“For what credit is it if, when you are beaten for your faults, you take it patiently? But when you do good and suffer, if you take it patiently, this is commendable before God.”
For what credit is it if, when you are beaten for your faults, you take it patiently?
This verse gives us two ways we may suffer in our job. The first way we can suffer from our job is to suffer for our faults.
The word “credit” means reputation, fame, or good report. The issue here is our reputation.
“Beaten” means to strike with the fist, pummel. Masters often beat house-servants in the Roman Empire. Matthew 26:67 used this term of Christ when the frenzied mob struck him (Isa. 52:14).
Matthew 26:67-68, “Then they spat in His face and beat Him; and others struck Him with the palms of their hands, 68 saying, “Prophesy to us, Christ! Who is the one who struck You?”
“Faults” is literally “sinning.” We sin on the job when we are lazy or do our job sloppily. We sin when we spend too much time talking to other employees or talking about the boss behind his back. There is no glory in suffering for such sins as these. If we blow it and the boss demotes us, there is no value to that kind of suffering. That is not suffering for the Lord Jesus. That is suffering for our own mistakes.
“Take it patiently” means to endure or stand it. The lot of many slaves was physical abuse. In our day, this would not preclude an effort to change our job situation, working conditions, or even the job itself. It does rule out sharp retort or getting even. Seething or sulking is not the biblical way of solving the problem.
The point is this: “What good is it if people pummel us for our sinning and take this patiently?” What credit is it to us if our employer disciplines us for doing wrong?

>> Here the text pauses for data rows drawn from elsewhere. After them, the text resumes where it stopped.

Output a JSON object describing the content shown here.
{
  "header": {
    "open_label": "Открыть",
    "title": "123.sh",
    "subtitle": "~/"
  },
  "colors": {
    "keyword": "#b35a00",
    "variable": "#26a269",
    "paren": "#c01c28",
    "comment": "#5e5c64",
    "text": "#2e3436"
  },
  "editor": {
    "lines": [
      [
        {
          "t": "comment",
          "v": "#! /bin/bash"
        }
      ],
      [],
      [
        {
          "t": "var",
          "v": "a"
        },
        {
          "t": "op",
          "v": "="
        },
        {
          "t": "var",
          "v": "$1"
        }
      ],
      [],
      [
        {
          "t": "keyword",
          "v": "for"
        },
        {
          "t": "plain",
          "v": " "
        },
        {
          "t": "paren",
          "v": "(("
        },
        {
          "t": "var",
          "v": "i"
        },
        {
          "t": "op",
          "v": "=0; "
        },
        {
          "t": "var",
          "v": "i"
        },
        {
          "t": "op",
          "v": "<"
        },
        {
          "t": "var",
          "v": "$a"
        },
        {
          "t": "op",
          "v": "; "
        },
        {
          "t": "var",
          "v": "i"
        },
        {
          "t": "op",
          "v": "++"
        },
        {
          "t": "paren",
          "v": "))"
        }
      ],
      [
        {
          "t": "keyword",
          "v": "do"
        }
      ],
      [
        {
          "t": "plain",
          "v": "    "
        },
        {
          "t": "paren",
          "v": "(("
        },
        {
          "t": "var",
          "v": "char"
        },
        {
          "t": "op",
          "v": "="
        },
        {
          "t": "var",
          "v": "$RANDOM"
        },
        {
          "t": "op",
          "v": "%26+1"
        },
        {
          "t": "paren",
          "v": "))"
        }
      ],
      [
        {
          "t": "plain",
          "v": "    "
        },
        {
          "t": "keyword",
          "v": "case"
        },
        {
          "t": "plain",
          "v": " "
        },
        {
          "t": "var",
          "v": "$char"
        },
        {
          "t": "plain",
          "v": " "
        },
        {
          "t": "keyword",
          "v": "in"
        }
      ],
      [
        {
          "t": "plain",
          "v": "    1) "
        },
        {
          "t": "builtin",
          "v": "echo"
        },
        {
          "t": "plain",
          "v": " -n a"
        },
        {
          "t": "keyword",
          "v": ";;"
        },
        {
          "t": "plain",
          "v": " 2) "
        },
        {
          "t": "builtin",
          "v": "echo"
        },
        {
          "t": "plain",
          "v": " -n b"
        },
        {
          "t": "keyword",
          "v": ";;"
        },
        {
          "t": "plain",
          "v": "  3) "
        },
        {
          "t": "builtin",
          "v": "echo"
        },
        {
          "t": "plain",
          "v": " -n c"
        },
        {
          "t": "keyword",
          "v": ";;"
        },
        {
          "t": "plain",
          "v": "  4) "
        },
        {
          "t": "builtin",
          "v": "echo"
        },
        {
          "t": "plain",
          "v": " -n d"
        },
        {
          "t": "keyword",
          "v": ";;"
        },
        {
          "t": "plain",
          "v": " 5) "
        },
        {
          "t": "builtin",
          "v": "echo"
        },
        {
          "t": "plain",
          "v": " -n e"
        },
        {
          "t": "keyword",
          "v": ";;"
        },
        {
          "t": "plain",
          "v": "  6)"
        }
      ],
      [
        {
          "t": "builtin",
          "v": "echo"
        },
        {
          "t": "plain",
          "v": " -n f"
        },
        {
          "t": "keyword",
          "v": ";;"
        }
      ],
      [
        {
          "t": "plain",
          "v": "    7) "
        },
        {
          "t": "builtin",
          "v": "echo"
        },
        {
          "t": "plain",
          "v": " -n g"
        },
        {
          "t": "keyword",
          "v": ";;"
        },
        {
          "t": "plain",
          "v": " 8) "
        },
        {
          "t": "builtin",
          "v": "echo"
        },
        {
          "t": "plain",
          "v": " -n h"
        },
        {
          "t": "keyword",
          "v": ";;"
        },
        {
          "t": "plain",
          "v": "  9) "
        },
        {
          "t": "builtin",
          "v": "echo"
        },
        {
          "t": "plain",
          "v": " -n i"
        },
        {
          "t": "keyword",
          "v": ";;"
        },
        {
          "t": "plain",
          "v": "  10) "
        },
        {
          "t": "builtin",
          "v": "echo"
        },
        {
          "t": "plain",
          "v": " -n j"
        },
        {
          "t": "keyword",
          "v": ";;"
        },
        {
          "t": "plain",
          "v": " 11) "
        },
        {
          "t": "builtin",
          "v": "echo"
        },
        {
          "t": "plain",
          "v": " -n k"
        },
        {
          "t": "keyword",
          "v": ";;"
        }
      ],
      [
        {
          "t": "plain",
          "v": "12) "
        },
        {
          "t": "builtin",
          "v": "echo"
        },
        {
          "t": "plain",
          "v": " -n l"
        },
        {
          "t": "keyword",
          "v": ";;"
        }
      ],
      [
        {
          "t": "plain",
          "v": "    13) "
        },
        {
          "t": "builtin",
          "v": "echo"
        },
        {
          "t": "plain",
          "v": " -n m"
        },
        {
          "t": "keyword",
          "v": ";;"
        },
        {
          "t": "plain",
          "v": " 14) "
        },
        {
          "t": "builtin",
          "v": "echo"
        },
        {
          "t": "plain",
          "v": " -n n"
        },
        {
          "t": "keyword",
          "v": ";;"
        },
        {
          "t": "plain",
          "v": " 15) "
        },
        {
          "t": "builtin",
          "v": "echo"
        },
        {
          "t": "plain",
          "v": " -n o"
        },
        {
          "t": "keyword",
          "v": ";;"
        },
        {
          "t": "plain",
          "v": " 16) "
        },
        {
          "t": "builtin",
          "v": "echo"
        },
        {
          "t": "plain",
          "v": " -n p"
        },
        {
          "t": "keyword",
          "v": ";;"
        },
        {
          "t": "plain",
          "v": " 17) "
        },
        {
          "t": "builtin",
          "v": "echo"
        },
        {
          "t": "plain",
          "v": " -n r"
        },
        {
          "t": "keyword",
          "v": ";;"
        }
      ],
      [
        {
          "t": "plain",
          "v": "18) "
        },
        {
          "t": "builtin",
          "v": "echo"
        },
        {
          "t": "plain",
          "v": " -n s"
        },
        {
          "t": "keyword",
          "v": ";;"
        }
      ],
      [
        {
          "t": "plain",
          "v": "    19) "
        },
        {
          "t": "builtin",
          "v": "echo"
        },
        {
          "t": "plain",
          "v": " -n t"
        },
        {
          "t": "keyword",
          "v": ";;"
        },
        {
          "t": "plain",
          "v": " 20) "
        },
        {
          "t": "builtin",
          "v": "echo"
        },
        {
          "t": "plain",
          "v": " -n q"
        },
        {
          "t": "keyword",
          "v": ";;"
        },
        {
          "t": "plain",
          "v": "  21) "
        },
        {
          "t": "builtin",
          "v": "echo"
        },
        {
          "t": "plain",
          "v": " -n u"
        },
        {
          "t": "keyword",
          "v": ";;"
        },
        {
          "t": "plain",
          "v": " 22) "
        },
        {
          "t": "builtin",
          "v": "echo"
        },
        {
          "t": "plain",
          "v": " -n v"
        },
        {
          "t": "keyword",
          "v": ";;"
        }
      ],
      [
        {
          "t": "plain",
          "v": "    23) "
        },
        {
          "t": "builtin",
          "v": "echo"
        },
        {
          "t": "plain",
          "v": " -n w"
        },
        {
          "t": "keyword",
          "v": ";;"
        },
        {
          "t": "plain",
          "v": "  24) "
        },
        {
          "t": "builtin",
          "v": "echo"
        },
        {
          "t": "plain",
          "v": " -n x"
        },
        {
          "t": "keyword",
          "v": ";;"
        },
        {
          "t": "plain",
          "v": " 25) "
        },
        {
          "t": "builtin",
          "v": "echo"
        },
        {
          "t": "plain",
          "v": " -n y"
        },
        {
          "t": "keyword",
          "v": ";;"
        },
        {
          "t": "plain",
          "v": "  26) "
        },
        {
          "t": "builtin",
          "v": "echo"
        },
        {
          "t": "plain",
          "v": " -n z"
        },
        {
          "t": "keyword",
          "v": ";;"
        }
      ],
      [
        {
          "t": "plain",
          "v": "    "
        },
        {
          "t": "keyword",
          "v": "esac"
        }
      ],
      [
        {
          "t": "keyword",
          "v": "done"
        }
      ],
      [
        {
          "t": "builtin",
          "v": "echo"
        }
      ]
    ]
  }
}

There is no credit to the house-slave if the master beats him for stealing. He has it coming. The credit comes only in undeserved suffering. Deserved suffering is divine discipline. Under grace, no believer ever really gets what he deserves even when God disciplines us. There is no credit to the house-slave if the master beats him for stealing. He has it coming. The credit comes only in undeserved suffering. Deserved suffering is divine discipline. Under grace, no believer ever really gets what he deserves even when God disciplines us.
To be reprimanded for our mistakes or sins is no honor.
If we blow it at work, we have no ground to complain about the consequences that may come. We should not cast blame on our employer. Why should we become surly or refuse to work? We had it coming to us. We asked for it. That is not grace. Our employer has every reason to demote or fire us.
Some Christians have a persecution complex. They look for reasons in their employer’s attitude that are not there. Many people think that they are suffering for the Lord Jesus on the job when, in reality, they suffer because they blew it. If they had been a better worker, they would not get into that mess. There is no glory in that kind of suffering.